Everything in the listing that follows should be reproduced exactly except the pictures.

■ INFORMATION SHOWN
=== Begin Enclosure ===
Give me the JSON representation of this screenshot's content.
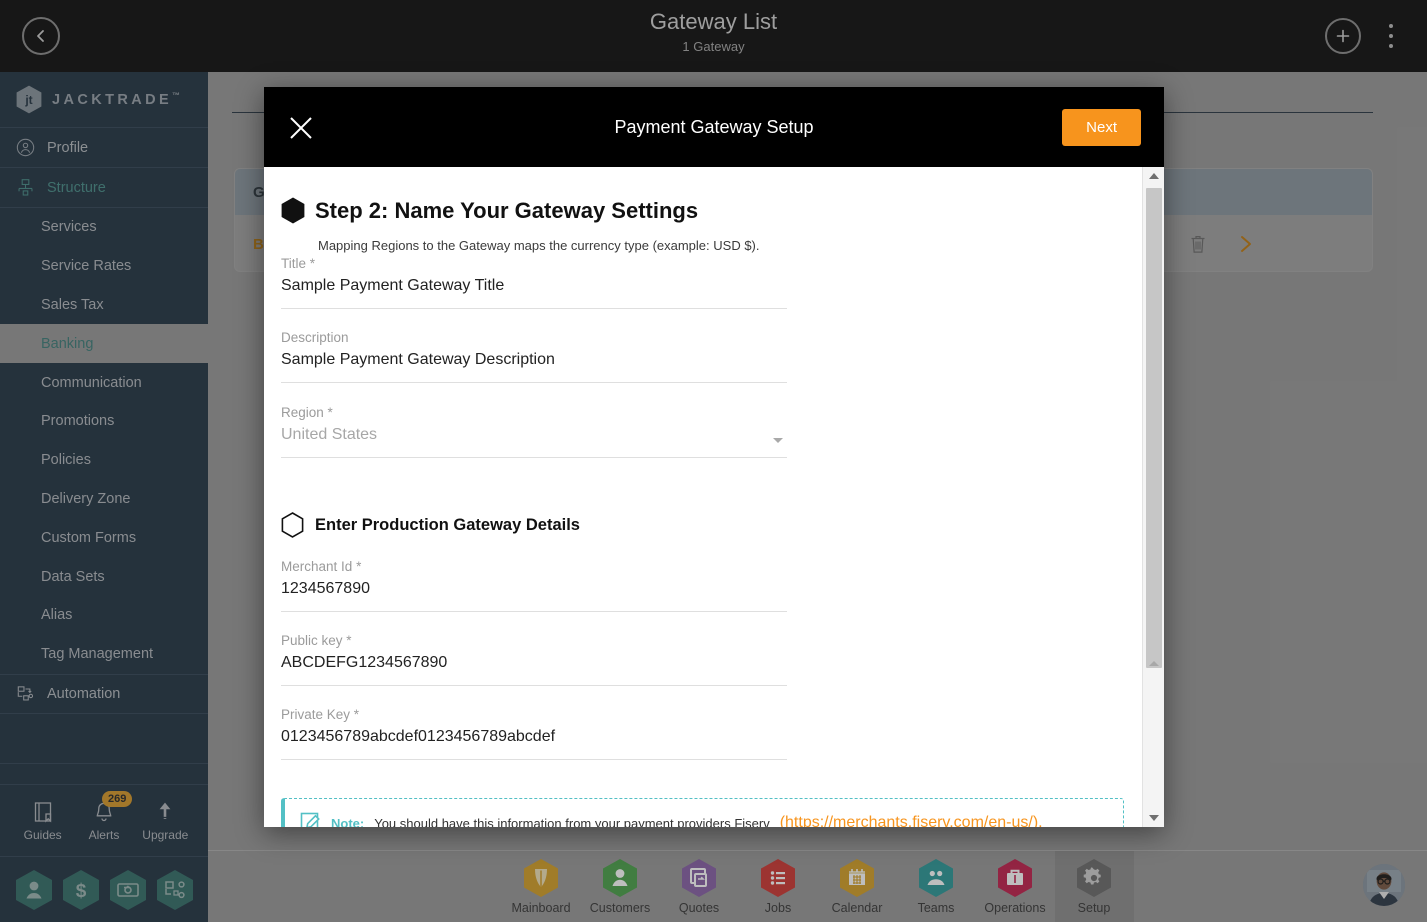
{
  "topbar": {
    "back_icon": "chevron-left-icon",
    "title": "Gateway List",
    "subtitle": "1 Gateway",
    "add_icon": "plus-circle-icon",
    "menu_icon": "kebab-menu-icon"
  },
  "sidebar": {
    "brand": "JACKTRADE",
    "brand_tm": "™",
    "groups": [
      {
        "label": "Profile",
        "icon": "user-circle-icon",
        "accent": false
      },
      {
        "label": "Structure",
        "icon": "structure-icon",
        "accent": true
      }
    ],
    "items": [
      {
        "label": "Services",
        "active": false
      },
      {
        "label": "Service Rates",
        "active": false
      },
      {
        "label": "Sales Tax",
        "active": false
      },
      {
        "label": "Banking",
        "active": true
      },
      {
        "label": "Communication",
        "active": false
      },
      {
        "label": "Promotions",
        "active": false
      },
      {
        "label": "Policies",
        "active": false
      },
      {
        "label": "Delivery Zone",
        "active": false
      },
      {
        "label": "Custom Forms",
        "active": false
      },
      {
        "label": "Data Sets",
        "active": false
      },
      {
        "label": "Alias",
        "active": false
      },
      {
        "label": "Tag Management",
        "active": false
      }
    ],
    "automation": {
      "label": "Automation",
      "icon": "automation-icon"
    },
    "tools": [
      {
        "label": "Guides",
        "icon": "book-icon",
        "badge": ""
      },
      {
        "label": "Alerts",
        "icon": "bell-icon",
        "badge": "269"
      },
      {
        "label": "Upgrade",
        "icon": "arrow-up-icon",
        "badge": ""
      }
    ],
    "quick_hexes": [
      {
        "icon": "person-hex-icon"
      },
      {
        "icon": "dollar-hex-icon"
      },
      {
        "icon": "money-transfer-hex-icon"
      },
      {
        "icon": "workflow-hex-icon"
      }
    ]
  },
  "background": {
    "card_header": "Ga",
    "card_row": "Br",
    "delete_icon": "trash-icon",
    "open_icon": "chevron-right-icon"
  },
  "modal": {
    "close_icon": "close-icon",
    "title": "Payment Gateway Setup",
    "next_label": "Next",
    "step": {
      "hex_icon": "hexagon-filled-icon",
      "title": "Step 2: Name Your Gateway Settings",
      "subtitle": "Mapping Regions to the Gateway maps the currency type (example: USD $)."
    },
    "fields": [
      {
        "label": "Title",
        "required": true,
        "value": "Sample Payment Gateway Title",
        "is_placeholder": false,
        "type": "text"
      },
      {
        "label": "Description",
        "required": false,
        "value": "Sample Payment Gateway Description",
        "is_placeholder": false,
        "type": "text"
      },
      {
        "label": "Region",
        "required": true,
        "value": "United States",
        "is_placeholder": true,
        "type": "select"
      }
    ],
    "section": {
      "hex_icon": "hexagon-outline-icon",
      "title": "Enter Production Gateway Details"
    },
    "prod_fields": [
      {
        "label": "Merchant Id",
        "required": true,
        "value": "1234567890",
        "is_placeholder": false,
        "type": "text"
      },
      {
        "label": "Public key",
        "required": true,
        "value": "ABCDEFG1234567890",
        "is_placeholder": false,
        "type": "text"
      },
      {
        "label": "Private Key",
        "required": true,
        "value": "0123456789abcdef0123456789abcdef",
        "is_placeholder": false,
        "type": "text"
      }
    ],
    "note": {
      "icon": "note-edit-icon",
      "label": "Note:",
      "text": "You should have this information from your payment providers Fiserv",
      "link": "(https://merchants.fiserv.com/en-us/).",
      "accent_color": "#53c0c5"
    },
    "scrollbar": {
      "up_icon": "scroll-up-arrow-icon",
      "down_icon": "scroll-down-arrow-icon"
    }
  },
  "bottomnav": {
    "items": [
      {
        "label": "Mainboard",
        "icon": "mainboard-icon",
        "color": "#d4a12a",
        "selected": false
      },
      {
        "label": "Customers",
        "icon": "customers-icon",
        "color": "#4ca24c",
        "selected": false
      },
      {
        "label": "Quotes",
        "icon": "quotes-icon",
        "color": "#8a63a8",
        "selected": false
      },
      {
        "label": "Jobs",
        "icon": "jobs-icon",
        "color": "#cf3a36",
        "selected": false
      },
      {
        "label": "Calendar",
        "icon": "calendar-icon",
        "color": "#d4a12a",
        "selected": false
      },
      {
        "label": "Teams",
        "icon": "teams-icon",
        "color": "#2f9a9a",
        "selected": false
      },
      {
        "label": "Operations",
        "icon": "operations-icon",
        "color": "#c22350",
        "selected": false
      },
      {
        "label": "Setup",
        "icon": "setup-gear-icon",
        "color": "#6e6e6e",
        "selected": true
      }
    ],
    "avatar_icon": "user-avatar"
  },
  "colors": {
    "brand_orange": "#f7941d",
    "sidebar_bg": "#253746",
    "teal": "#4a8f8a",
    "note_teal": "#53c0c5"
  }
}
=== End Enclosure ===
■ RESULT OF THIS EXERCISE
Give me the JSON representation of this screenshot's content.
{
  "topbar": {
    "back_icon": "chevron-left-icon",
    "title": "Gateway List",
    "subtitle": "1 Gateway",
    "add_icon": "plus-circle-icon",
    "menu_icon": "kebab-menu-icon"
  },
  "sidebar": {
    "brand": "JACKTRADE",
    "brand_tm": "™",
    "groups": [
      {
        "label": "Profile",
        "icon": "user-circle-icon",
        "accent": false
      },
      {
        "label": "Structure",
        "icon": "structure-icon",
        "accent": true
      }
    ],
    "items": [
      {
        "label": "Services",
        "active": false
      },
      {
        "label": "Service Rates",
        "active": false
      },
      {
        "label": "Sales Tax",
        "active": false
      },
      {
        "label": "Banking",
        "active": true
      },
      {
        "label": "Communication",
        "active": false
      },
      {
        "label": "Promotions",
        "active": false
      },
      {
        "label": "Policies",
        "active": false
      },
      {
        "label": "Delivery Zone",
        "active": false
      },
      {
        "label": "Custom Forms",
        "active": false
      },
      {
        "label": "Data Sets",
        "active": false
      },
      {
        "label": "Alias",
        "active": false
      },
      {
        "label": "Tag Management",
        "active": false
      }
    ],
    "automation": {
      "label": "Automation",
      "icon": "automation-icon"
    },
    "tools": [
      {
        "label": "Guides",
        "icon": "book-icon",
        "badge": ""
      },
      {
        "label": "Alerts",
        "icon": "bell-icon",
        "badge": "269"
      },
      {
        "label": "Upgrade",
        "icon": "arrow-up-icon",
        "badge": ""
      }
    ],
    "quick_hexes": [
      {
        "icon": "person-hex-icon"
      },
      {
        "icon": "dollar-hex-icon"
      },
      {
        "icon": "money-transfer-hex-icon"
      },
      {
        "icon": "workflow-hex-icon"
      }
    ]
  },
  "background": {
    "card_header": "Ga",
    "card_row": "Br",
    "delete_icon": "trash-icon",
    "open_icon": "chevron-right-icon"
  },
  "modal": {
    "close_icon": "close-icon",
    "title": "Payment Gateway Setup",
    "next_label": "Next",
    "step": {
      "hex_icon": "hexagon-filled-icon",
      "title": "Step 2: Name Your Gateway Settings",
      "subtitle": "Mapping Regions to the Gateway maps the currency type (example: USD $)."
    },
    "fields": [
      {
        "label": "Title",
        "required": true,
        "value": "Sample Payment Gateway Title",
        "is_placeholder": false,
        "type": "text"
      },
      {
        "label": "Description",
        "required": false,
        "value": "Sample Payment Gateway Description",
        "is_placeholder": false,
        "type": "text"
      },
      {
        "label": "Region",
        "required": true,
        "value": "United States",
        "is_placeholder": true,
        "type": "select"
      }
    ],
    "section": {
      "hex_icon": "hexagon-outline-icon",
      "title": "Enter Production Gateway Details"
    },
    "prod_fields": [
      {
        "label": "Merchant Id",
        "required": true,
        "value": "1234567890",
        "is_placeholder": false,
        "type": "text"
      },
      {
        "label": "Public key",
        "required": true,
        "value": "ABCDEFG1234567890",
        "is_placeholder": false,
        "type": "text"
      },
      {
        "label": "Private Key",
        "required": true,
        "value": "0123456789abcdef0123456789abcdef",
        "is_placeholder": false,
        "type": "text"
      }
    ],
    "note": {
      "icon": "note-edit-icon",
      "label": "Note:",
      "text": "You should have this information from your payment providers Fiserv",
      "link": "(https://merchants.fiserv.com/en-us/).",
      "accent_color": "#53c0c5"
    },
    "scrollbar": {
      "up_icon": "scroll-up-arrow-icon",
      "down_icon": "scroll-down-arrow-icon"
    }
  },
  "bottomnav": {
    "items": [
      {
        "label": "Mainboard",
        "icon": "mainboard-icon",
        "color": "#d4a12a",
        "selected": false
      },
      {
        "label": "Customers",
        "icon": "customers-icon",
        "color": "#4ca24c",
        "selected": false
      },
      {
        "label": "Quotes",
        "icon": "quotes-icon",
        "color": "#8a63a8",
        "selected": false
      },
      {
        "label": "Jobs",
        "icon": "jobs-icon",
        "color": "#cf3a36",
        "selected": false
      },
      {
        "label": "Calendar",
        "icon": "calendar-icon",
        "color": "#d4a12a",
        "selected": false
      },
      {
        "label": "Teams",
        "icon": "teams-icon",
        "color": "#2f9a9a",
        "selected": false
      },
      {
        "label": "Operations",
        "icon": "operations-icon",
        "color": "#c22350",
        "selected": false
      },
      {
        "label": "Setup",
        "icon": "setup-gear-icon",
        "color": "#6e6e6e",
        "selected": true
      }
    ],
    "avatar_icon": "user-avatar"
  },
  "colors": {
    "brand_orange": "#f7941d",
    "sidebar_bg": "#253746",
    "teal": "#4a8f8a",
    "note_teal": "#53c0c5"
  }
}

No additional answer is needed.